→ RECORDS FOR THIS EXERCISE
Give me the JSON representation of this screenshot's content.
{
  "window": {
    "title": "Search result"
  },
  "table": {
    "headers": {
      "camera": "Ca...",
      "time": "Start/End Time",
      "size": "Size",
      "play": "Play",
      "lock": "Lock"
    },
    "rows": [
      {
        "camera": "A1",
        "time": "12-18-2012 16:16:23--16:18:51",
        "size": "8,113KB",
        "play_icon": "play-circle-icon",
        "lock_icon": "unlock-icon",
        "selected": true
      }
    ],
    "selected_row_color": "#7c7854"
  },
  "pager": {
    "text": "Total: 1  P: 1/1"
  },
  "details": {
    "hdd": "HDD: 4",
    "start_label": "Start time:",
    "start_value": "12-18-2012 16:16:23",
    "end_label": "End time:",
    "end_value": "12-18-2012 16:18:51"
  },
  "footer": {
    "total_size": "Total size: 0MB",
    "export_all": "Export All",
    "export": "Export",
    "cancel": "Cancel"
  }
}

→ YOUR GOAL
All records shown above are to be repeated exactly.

→ TASK SOLUTION
Give me the JSON representation of this screenshot's content.
{
  "window": {
    "title": "Search result"
  },
  "table": {
    "headers": {
      "camera": "Ca...",
      "time": "Start/End Time",
      "size": "Size",
      "play": "Play",
      "lock": "Lock"
    },
    "rows": [
      {
        "camera": "A1",
        "time": "12-18-2012 16:16:23--16:18:51",
        "size": "8,113KB",
        "play_icon": "play-circle-icon",
        "lock_icon": "unlock-icon",
        "selected": true
      }
    ],
    "selected_row_color": "#7c7854"
  },
  "pager": {
    "text": "Total: 1  P: 1/1"
  },
  "details": {
    "hdd": "HDD: 4",
    "start_label": "Start time:",
    "start_value": "12-18-2012 16:16:23",
    "end_label": "End time:",
    "end_value": "12-18-2012 16:18:51"
  },
  "footer": {
    "total_size": "Total size: 0MB",
    "export_all": "Export All",
    "export": "Export",
    "cancel": "Cancel"
  }
}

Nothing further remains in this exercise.